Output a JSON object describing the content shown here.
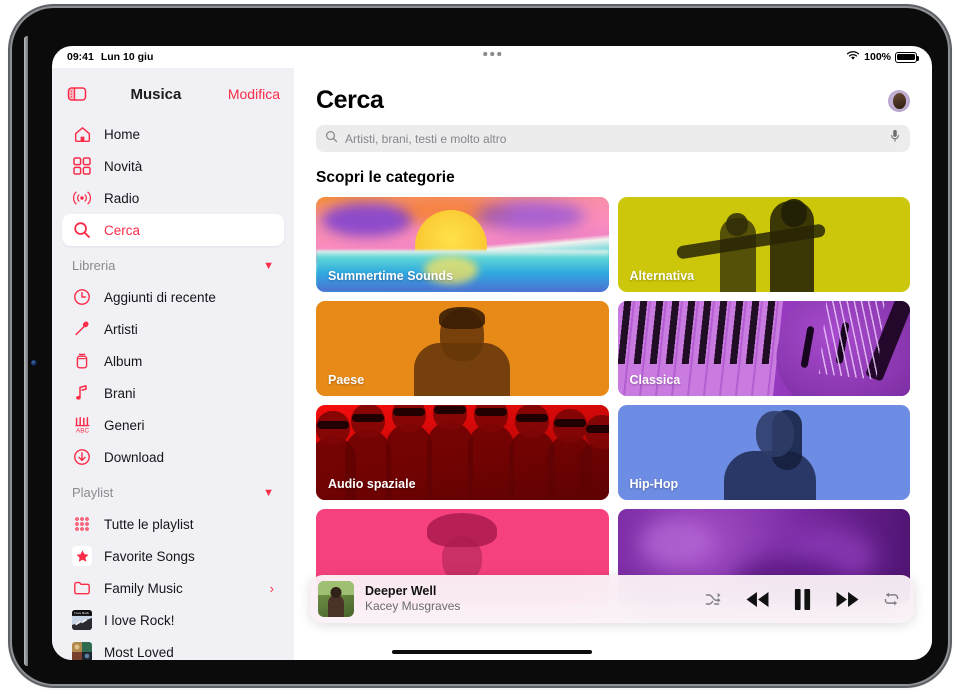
{
  "status_bar": {
    "time": "09:41",
    "date": "Lun 10 giu",
    "wifi_icon": "wifi-icon",
    "battery_percent": "100%",
    "battery_icon": "battery-full-icon",
    "multitask_handle_icon": "multitask-handle-icon"
  },
  "sidebar": {
    "toggle_icon": "sidebar-toggle-icon",
    "title": "Musica",
    "edit_label": "Modifica",
    "nav": [
      {
        "label": "Home",
        "icon": "home-icon",
        "selected": false
      },
      {
        "label": "Novità",
        "icon": "grid-squares-icon",
        "selected": false
      },
      {
        "label": "Radio",
        "icon": "radio-waves-icon",
        "selected": false
      },
      {
        "label": "Cerca",
        "icon": "search-icon",
        "selected": true
      }
    ],
    "library": {
      "header": "Libreria",
      "chevron_icon": "chevron-down-icon",
      "items": [
        {
          "label": "Aggiunti di recente",
          "icon": "clock-icon"
        },
        {
          "label": "Artisti",
          "icon": "microphone-icon"
        },
        {
          "label": "Album",
          "icon": "album-icon"
        },
        {
          "label": "Brani",
          "icon": "music-note-icon"
        },
        {
          "label": "Generi",
          "icon": "genres-icon"
        },
        {
          "label": "Download",
          "icon": "download-arrow-icon"
        }
      ]
    },
    "playlists": {
      "header": "Playlist",
      "chevron_icon": "chevron-down-icon",
      "items": [
        {
          "label": "Tutte le playlist",
          "icon": "playlist-grid-icon",
          "type": "icon"
        },
        {
          "label": "Favorite Songs",
          "icon": "star-icon",
          "type": "icon"
        },
        {
          "label": "Family Music",
          "icon": "folder-icon",
          "type": "icon",
          "disclosure_icon": "chevron-right-icon"
        },
        {
          "label": "I love Rock!",
          "icon": "playlist-artwork",
          "type": "artwork"
        },
        {
          "label": "Most Loved",
          "icon": "playlist-artwork",
          "type": "artwork"
        }
      ]
    }
  },
  "main": {
    "page_title": "Cerca",
    "avatar_icon": "account-avatar",
    "search": {
      "icon": "search-icon",
      "placeholder": "Artisti, brani, testi e molto altro",
      "mic_icon": "microphone-icon"
    },
    "categories_title": "Scopri le categorie",
    "tiles": [
      {
        "label": "Summertime Sounds",
        "art": "sunset-ocean-artwork",
        "accent": "#f9c52e"
      },
      {
        "label": "Alternativa",
        "art": "duotone-duo-photo",
        "accent": "#ccc70a"
      },
      {
        "label": "Paese",
        "art": "duotone-man-photo",
        "accent": "#e88a18"
      },
      {
        "label": "Classica",
        "art": "piano-violin-artwork",
        "accent": "#9e3fc9"
      },
      {
        "label": "Audio spaziale",
        "art": "red-crowd-artwork",
        "accent": "#f60d0d"
      },
      {
        "label": "Hip-Hop",
        "art": "duotone-woman-photo",
        "accent": "#6d8ce3"
      },
      {
        "label": "",
        "art": "pink-hat-woman-artwork",
        "accent": "#f6417e"
      },
      {
        "label": "",
        "art": "purple-smoke-artwork",
        "accent": "#7b2ba4"
      }
    ]
  },
  "mini_player": {
    "artwork_icon": "now-playing-artwork",
    "track_title": "Deeper Well",
    "artist": "Kacey Musgraves",
    "controls": [
      {
        "name": "shuffle-button",
        "icon": "shuffle-icon"
      },
      {
        "name": "rewind-button",
        "icon": "rewind-icon"
      },
      {
        "name": "pause-button",
        "icon": "pause-icon"
      },
      {
        "name": "fast-forward-button",
        "icon": "fast-forward-icon"
      },
      {
        "name": "repeat-button",
        "icon": "repeat-icon"
      }
    ]
  },
  "colors": {
    "accent_red": "#fa2d48",
    "sidebar_bg": "#f1f0f5",
    "search_field_bg": "#ececed"
  }
}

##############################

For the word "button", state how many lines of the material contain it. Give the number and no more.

*Answer for the task*
5